DIRECTIONS » Return the data below unchanged. Drop any pictures.
GIVEN DATA START
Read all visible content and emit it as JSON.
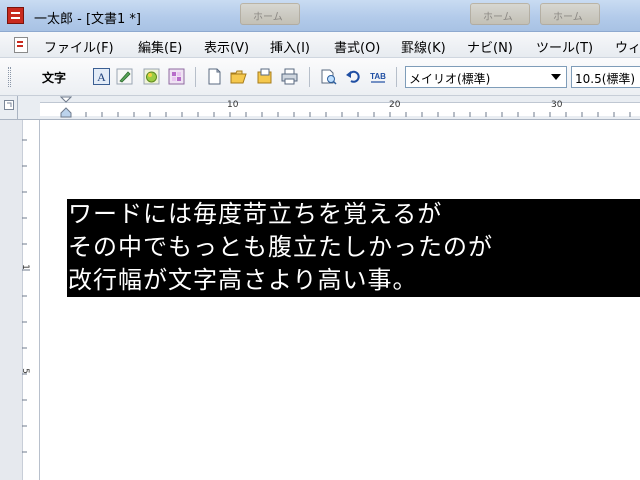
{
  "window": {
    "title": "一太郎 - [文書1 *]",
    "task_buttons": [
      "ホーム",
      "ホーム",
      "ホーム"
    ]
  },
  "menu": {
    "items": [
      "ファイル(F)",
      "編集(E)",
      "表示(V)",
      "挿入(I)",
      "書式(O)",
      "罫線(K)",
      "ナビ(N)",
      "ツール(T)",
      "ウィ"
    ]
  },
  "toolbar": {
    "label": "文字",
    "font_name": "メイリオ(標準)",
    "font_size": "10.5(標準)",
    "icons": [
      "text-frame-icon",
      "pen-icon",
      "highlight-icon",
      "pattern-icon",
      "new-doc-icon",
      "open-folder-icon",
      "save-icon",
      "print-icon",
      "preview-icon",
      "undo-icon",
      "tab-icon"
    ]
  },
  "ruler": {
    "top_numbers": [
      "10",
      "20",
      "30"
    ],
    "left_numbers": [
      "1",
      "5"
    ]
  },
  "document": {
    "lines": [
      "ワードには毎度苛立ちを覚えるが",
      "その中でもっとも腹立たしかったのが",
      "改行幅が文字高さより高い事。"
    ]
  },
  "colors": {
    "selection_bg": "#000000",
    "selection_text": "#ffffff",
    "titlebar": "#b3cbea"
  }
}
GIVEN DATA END
SOLUTION TO THIS TASK »
Read all visible content and emit it as JSON.
{
  "window": {
    "title": "一太郎 - [文書1 *]",
    "task_buttons": [
      "ホーム",
      "ホーム",
      "ホーム"
    ]
  },
  "menu": {
    "items": [
      "ファイル(F)",
      "編集(E)",
      "表示(V)",
      "挿入(I)",
      "書式(O)",
      "罫線(K)",
      "ナビ(N)",
      "ツール(T)",
      "ウィ"
    ]
  },
  "toolbar": {
    "label": "文字",
    "font_name": "メイリオ(標準)",
    "font_size": "10.5(標準)",
    "icons": [
      "text-frame-icon",
      "pen-icon",
      "highlight-icon",
      "pattern-icon",
      "new-doc-icon",
      "open-folder-icon",
      "save-icon",
      "print-icon",
      "preview-icon",
      "undo-icon",
      "tab-icon"
    ]
  },
  "ruler": {
    "top_numbers": [
      "10",
      "20",
      "30"
    ],
    "left_numbers": [
      "1",
      "5"
    ]
  },
  "document": {
    "lines": [
      "ワードには毎度苛立ちを覚えるが",
      "その中でもっとも腹立たしかったのが",
      "改行幅が文字高さより高い事。"
    ]
  },
  "colors": {
    "selection_bg": "#000000",
    "selection_text": "#ffffff",
    "titlebar": "#b3cbea"
  }
}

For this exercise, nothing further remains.